The appeal to scriptural authority is cited from Proverbs 3:11-12. The pain of applying physical exercise and therapy to impaired limbs provides a striking analogy to the spiritual impairment handicapping the readers (vv. 11-13). Focus on the possibility of their coming up short on grace (v. 16) highlights the sad but all too common tragedy in the spiritual realm of a dull, complacent spirit. Apparently the readers were being forced out of their perceived comfort zone in Judaism. They, like we, must risk all to experience the total sufficiency of Jesus, their eternal high priest for this life and the next.
The Final Shaking of All Things. Chapter 12 concludes on a somber eschatological note (vv. 18-29), with the reminder that God has spoken his ultimate word in Jesus, through the sprinkling of the blood he offered up as the mediator of the new covenant (v. 24). There is a strong affirmation here of the words of Jesus (Matt 24:35), that though heaven and earth pass away, "my words will never pass away."
It was on this very theme that the epistle opened. God, who first spoke to his people through various ways and means in former times, has in these last days spoken to us in a Son (1:1-2). Here the contrast is between the fiery blackness of earthly Mount Sinai on the one hand, and the radiant glory of the heavenly Jerusalem on the other. As his voice shook the earth in the former setting, his final word will shake all things (Hag 2:6). The dissolution of the physical universe will make way for the eternal order to appear in all of its glorious permanence.
The exhortation "let us be thankful" (v. 28) occurs again as a reminder that there is no way for mortals to render God acceptable service except through grace (Rom 12:1). Only through grace can we lay hold of his eternal kingdom.
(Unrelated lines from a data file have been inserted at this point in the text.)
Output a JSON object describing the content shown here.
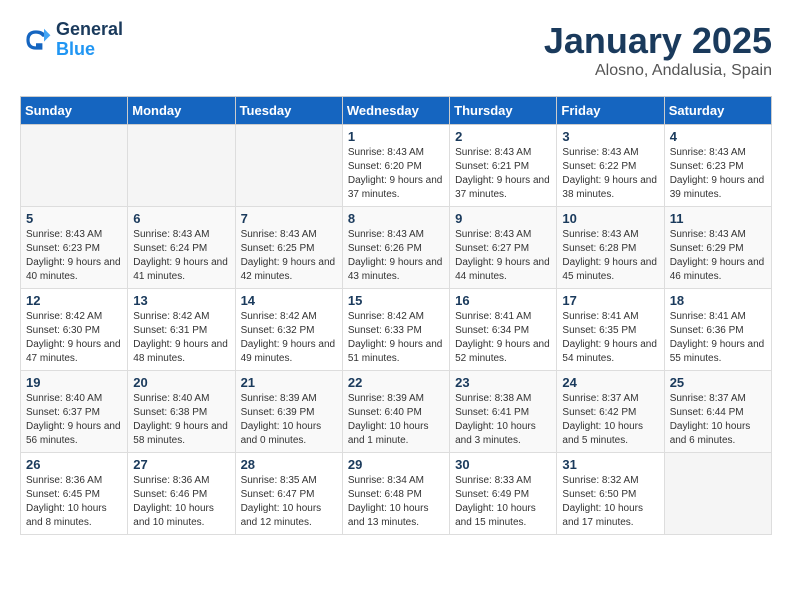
{
  "logo": {
    "line1": "General",
    "line2": "Blue"
  },
  "title": "January 2025",
  "subtitle": "Alosno, Andalusia, Spain",
  "weekdays": [
    "Sunday",
    "Monday",
    "Tuesday",
    "Wednesday",
    "Thursday",
    "Friday",
    "Saturday"
  ],
  "weeks": [
    [
      {
        "day": "",
        "sunrise": "",
        "sunset": "",
        "daylight": ""
      },
      {
        "day": "",
        "sunrise": "",
        "sunset": "",
        "daylight": ""
      },
      {
        "day": "",
        "sunrise": "",
        "sunset": "",
        "daylight": ""
      },
      {
        "day": "1",
        "sunrise": "Sunrise: 8:43 AM",
        "sunset": "Sunset: 6:20 PM",
        "daylight": "Daylight: 9 hours and 37 minutes."
      },
      {
        "day": "2",
        "sunrise": "Sunrise: 8:43 AM",
        "sunset": "Sunset: 6:21 PM",
        "daylight": "Daylight: 9 hours and 37 minutes."
      },
      {
        "day": "3",
        "sunrise": "Sunrise: 8:43 AM",
        "sunset": "Sunset: 6:22 PM",
        "daylight": "Daylight: 9 hours and 38 minutes."
      },
      {
        "day": "4",
        "sunrise": "Sunrise: 8:43 AM",
        "sunset": "Sunset: 6:23 PM",
        "daylight": "Daylight: 9 hours and 39 minutes."
      }
    ],
    [
      {
        "day": "5",
        "sunrise": "Sunrise: 8:43 AM",
        "sunset": "Sunset: 6:23 PM",
        "daylight": "Daylight: 9 hours and 40 minutes."
      },
      {
        "day": "6",
        "sunrise": "Sunrise: 8:43 AM",
        "sunset": "Sunset: 6:24 PM",
        "daylight": "Daylight: 9 hours and 41 minutes."
      },
      {
        "day": "7",
        "sunrise": "Sunrise: 8:43 AM",
        "sunset": "Sunset: 6:25 PM",
        "daylight": "Daylight: 9 hours and 42 minutes."
      },
      {
        "day": "8",
        "sunrise": "Sunrise: 8:43 AM",
        "sunset": "Sunset: 6:26 PM",
        "daylight": "Daylight: 9 hours and 43 minutes."
      },
      {
        "day": "9",
        "sunrise": "Sunrise: 8:43 AM",
        "sunset": "Sunset: 6:27 PM",
        "daylight": "Daylight: 9 hours and 44 minutes."
      },
      {
        "day": "10",
        "sunrise": "Sunrise: 8:43 AM",
        "sunset": "Sunset: 6:28 PM",
        "daylight": "Daylight: 9 hours and 45 minutes."
      },
      {
        "day": "11",
        "sunrise": "Sunrise: 8:43 AM",
        "sunset": "Sunset: 6:29 PM",
        "daylight": "Daylight: 9 hours and 46 minutes."
      }
    ],
    [
      {
        "day": "12",
        "sunrise": "Sunrise: 8:42 AM",
        "sunset": "Sunset: 6:30 PM",
        "daylight": "Daylight: 9 hours and 47 minutes."
      },
      {
        "day": "13",
        "sunrise": "Sunrise: 8:42 AM",
        "sunset": "Sunset: 6:31 PM",
        "daylight": "Daylight: 9 hours and 48 minutes."
      },
      {
        "day": "14",
        "sunrise": "Sunrise: 8:42 AM",
        "sunset": "Sunset: 6:32 PM",
        "daylight": "Daylight: 9 hours and 49 minutes."
      },
      {
        "day": "15",
        "sunrise": "Sunrise: 8:42 AM",
        "sunset": "Sunset: 6:33 PM",
        "daylight": "Daylight: 9 hours and 51 minutes."
      },
      {
        "day": "16",
        "sunrise": "Sunrise: 8:41 AM",
        "sunset": "Sunset: 6:34 PM",
        "daylight": "Daylight: 9 hours and 52 minutes."
      },
      {
        "day": "17",
        "sunrise": "Sunrise: 8:41 AM",
        "sunset": "Sunset: 6:35 PM",
        "daylight": "Daylight: 9 hours and 54 minutes."
      },
      {
        "day": "18",
        "sunrise": "Sunrise: 8:41 AM",
        "sunset": "Sunset: 6:36 PM",
        "daylight": "Daylight: 9 hours and 55 minutes."
      }
    ],
    [
      {
        "day": "19",
        "sunrise": "Sunrise: 8:40 AM",
        "sunset": "Sunset: 6:37 PM",
        "daylight": "Daylight: 9 hours and 56 minutes."
      },
      {
        "day": "20",
        "sunrise": "Sunrise: 8:40 AM",
        "sunset": "Sunset: 6:38 PM",
        "daylight": "Daylight: 9 hours and 58 minutes."
      },
      {
        "day": "21",
        "sunrise": "Sunrise: 8:39 AM",
        "sunset": "Sunset: 6:39 PM",
        "daylight": "Daylight: 10 hours and 0 minutes."
      },
      {
        "day": "22",
        "sunrise": "Sunrise: 8:39 AM",
        "sunset": "Sunset: 6:40 PM",
        "daylight": "Daylight: 10 hours and 1 minute."
      },
      {
        "day": "23",
        "sunrise": "Sunrise: 8:38 AM",
        "sunset": "Sunset: 6:41 PM",
        "daylight": "Daylight: 10 hours and 3 minutes."
      },
      {
        "day": "24",
        "sunrise": "Sunrise: 8:37 AM",
        "sunset": "Sunset: 6:42 PM",
        "daylight": "Daylight: 10 hours and 5 minutes."
      },
      {
        "day": "25",
        "sunrise": "Sunrise: 8:37 AM",
        "sunset": "Sunset: 6:44 PM",
        "daylight": "Daylight: 10 hours and 6 minutes."
      }
    ],
    [
      {
        "day": "26",
        "sunrise": "Sunrise: 8:36 AM",
        "sunset": "Sunset: 6:45 PM",
        "daylight": "Daylight: 10 hours and 8 minutes."
      },
      {
        "day": "27",
        "sunrise": "Sunrise: 8:36 AM",
        "sunset": "Sunset: 6:46 PM",
        "daylight": "Daylight: 10 hours and 10 minutes."
      },
      {
        "day": "28",
        "sunrise": "Sunrise: 8:35 AM",
        "sunset": "Sunset: 6:47 PM",
        "daylight": "Daylight: 10 hours and 12 minutes."
      },
      {
        "day": "29",
        "sunrise": "Sunrise: 8:34 AM",
        "sunset": "Sunset: 6:48 PM",
        "daylight": "Daylight: 10 hours and 13 minutes."
      },
      {
        "day": "30",
        "sunrise": "Sunrise: 8:33 AM",
        "sunset": "Sunset: 6:49 PM",
        "daylight": "Daylight: 10 hours and 15 minutes."
      },
      {
        "day": "31",
        "sunrise": "Sunrise: 8:32 AM",
        "sunset": "Sunset: 6:50 PM",
        "daylight": "Daylight: 10 hours and 17 minutes."
      },
      {
        "day": "",
        "sunrise": "",
        "sunset": "",
        "daylight": ""
      }
    ]
  ]
}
Exhortation to Be Content. Hebrews 13 conveys the image of a practical postscript. That a group of people under the particular pressures suggested by this letter should be challenged to be content is understandable. They were apparently of some affluence (10:32-34) and their earthly way of life was clearly in jeopardy. To be coveteous of more favorable, secure circumstances would have been only too natural.
As earlier in the letter, so here the call is to focus on the sufficiency of Jesus our eternal high priest (vv. 8-15). True contentment comes from being anchored to the promises of God. If we have the assurance that he, the eternal One, will never leave or forsake us, we are insulated against the fear of man.
Such a posture can only result from a heart that is established by grace rather than on external ritual. God's unconditional acceptance of us by virtue of the priestly achievement of Jesus has been the primary point of contact for the author throughout the epistle in seeking to motivate the readers to accept their high privilege and responsibility of persevering to the end.
Leonard S. Walmark
Bibliography. G. L. Archer, Jr., The Epistle to the Hebrews: A Study Manual; F. F. Bruce, The Epistle to the Hebrews; T. Hewitt, The Epistle to the Hebrews: An Introduction and Commentary; W. L. Lane, Call to Commitment: Responding to the Message of Hebrews; B. F. Westcott, The Epistle to the Hebrews: The Greek Text with Notes and Essays.